### WHAT TO WORK ON
If a line in the entries contains the string "duration", include that line in your answer.

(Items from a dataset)

= Beginning of Section =

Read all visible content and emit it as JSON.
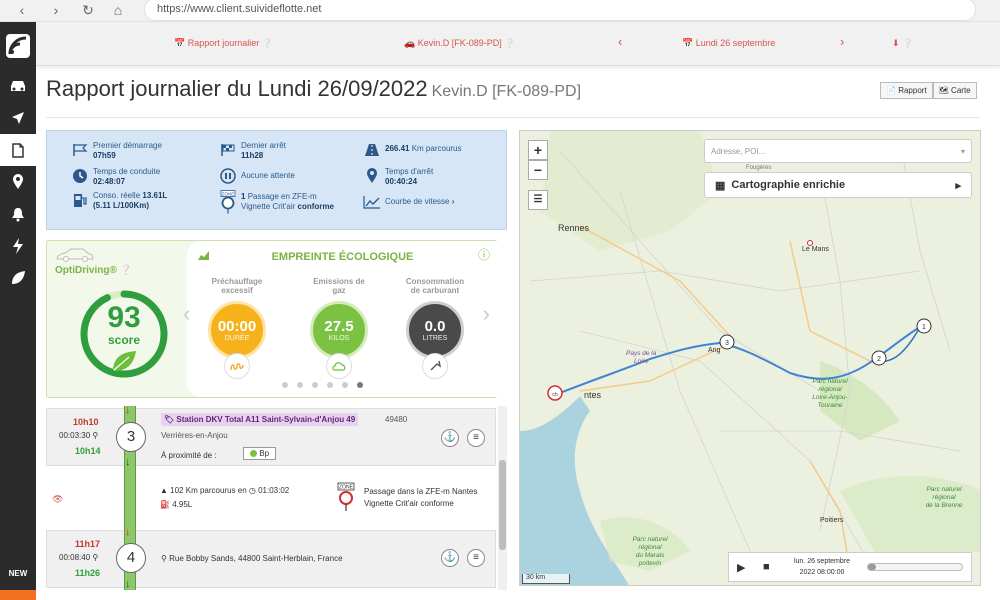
{
  "browser": {
    "url": "https://www.client.suivideflotte.net"
  },
  "sidebar": {
    "new_label": "NEW"
  },
  "topnav": {
    "report": "Rapport journalier",
    "driver": "Kevin.D [FK-089-PD]",
    "date": "Lundi 26 septembre"
  },
  "header": {
    "title": "Rapport journalier du Lundi 26/09/2022",
    "subtitle": "Kevin.D [FK-089-PD]",
    "report_btn": "Rapport",
    "map_btn": "Carte"
  },
  "stats": {
    "first_start_label": "Premier démarrage",
    "first_start_value": "07h59",
    "last_stop_label": "Dernier arrêt",
    "last_stop_value": "11h28",
    "distance_value": "266.41",
    "distance_label": "Km parcourus",
    "drive_time_label": "Temps de conduite",
    "drive_time_value": "02:48:07",
    "waiting_label": "Aucune attente",
    "stop_time_label": "Temps d'arrêt",
    "stop_time_value": "00:40:24",
    "consumption_label": "Conso. réelle",
    "consumption_value": "13.61L",
    "consumption_avg": "(5.11 L/100Km)",
    "zfe_count": "1",
    "zfe_text": "Passage en ZFE-m",
    "zfe_text2": "Vignette Crit'air",
    "zfe_status": "conforme",
    "zone_label": "ZONE",
    "speed_curve": "Courbe de vitesse"
  },
  "eco": {
    "brand": "OptiDriving®",
    "score": "93",
    "score_label": "score",
    "title": "EMPREINTE ÉCOLOGIQUE",
    "preheat_label_1": "Préchauffage",
    "preheat_label_2": "excessif",
    "preheat_value": "00:00",
    "preheat_unit": "DURÉE",
    "emissions_label_1": "Emissions de",
    "emissions_label_2": "gaz",
    "emissions_value": "27.5",
    "emissions_unit": "KILOS",
    "fuel_label_1": "Consommation",
    "fuel_label_2": "de carburant",
    "fuel_value": "0.0",
    "fuel_unit": "LITRES",
    "score_fraction": 0.93,
    "colors": {
      "preheat": "#f5b21a",
      "emissions": "#7cc242",
      "fuel": "#4a4a4a"
    }
  },
  "timeline": {
    "stop3": {
      "number": "3",
      "arrive": "10h10",
      "duration": "00:03:30",
      "depart": "10h14",
      "name": "Station DKV Total A11 Saint-Sylvain-d'Anjou 49",
      "postcode": "49480",
      "city": "Verrières-en-Anjou",
      "nearby_label": "À proximité de :",
      "nearby_value": "Bp"
    },
    "leg": {
      "distance": "102 Km parcourus en",
      "duration": "01:03:02",
      "fuel": "4.95L",
      "zfe_line1": "Passage dans la ZFE-m Nantes",
      "zfe_line2": "Vignette Crit'air conforme",
      "zone_label": "ZONE"
    },
    "stop4": {
      "number": "4",
      "arrive": "11h17",
      "duration": "00:08:40",
      "depart": "11h26",
      "address": "Rue Bobby Sands, 44800 Saint-Herblain, France"
    }
  },
  "map": {
    "search_placeholder": "Adresse, POI...",
    "enrich_label": "Cartographie enrichie",
    "player_date": "lun. 26 septembre",
    "player_time": "2022 08:00:00",
    "scale": "30 km",
    "places": {
      "rennes": "Rennes",
      "le_mans": "Le Mans",
      "nantes": "ntes",
      "angers": "Ang",
      "tours": "Tours",
      "poitiers": "Poitiers",
      "pays_loire_1": "Pays de la",
      "pays_loire_2": "Loire",
      "parc_loire_1": "Parc naturel",
      "parc_loire_2": "régional",
      "parc_loire_3": "Loire-Anjou-",
      "parc_loire_4": "Touraine",
      "parc_brenne_1": "Parc naturel",
      "parc_brenne_2": "régional",
      "parc_brenne_3": "de la Brenne",
      "parc_marais_1": "Parc naturel",
      "parc_marais_2": "régional",
      "parc_marais_3": "du Marais",
      "parc_marais_4": "poitevin",
      "rennes_label_north": "Fougères",
      "marker_1": "1",
      "marker_2": "2",
      "marker_3": "3",
      "start_marker": "ch"
    }
  }
}
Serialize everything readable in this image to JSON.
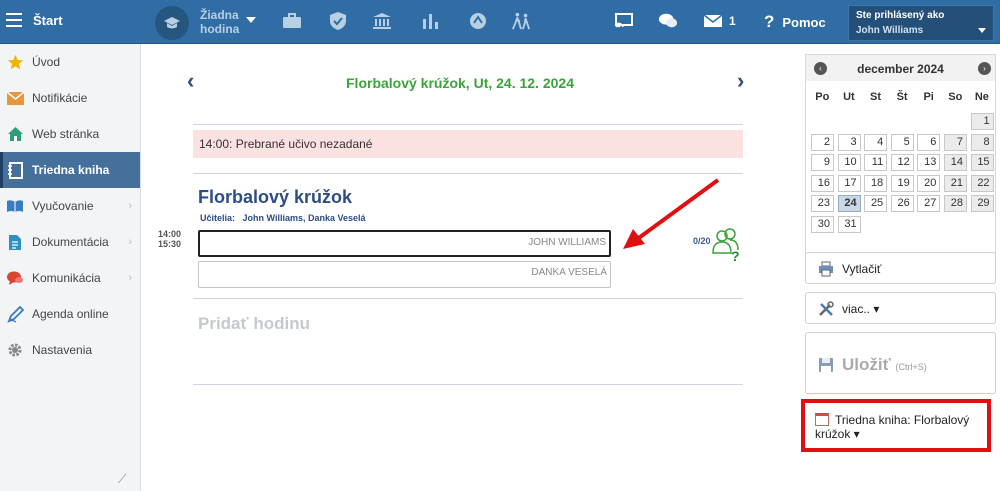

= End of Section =

### THE ANSWER
      "duration": "00:03:30",
      "duration": "01:03:02",
      "duration": "00:08:40",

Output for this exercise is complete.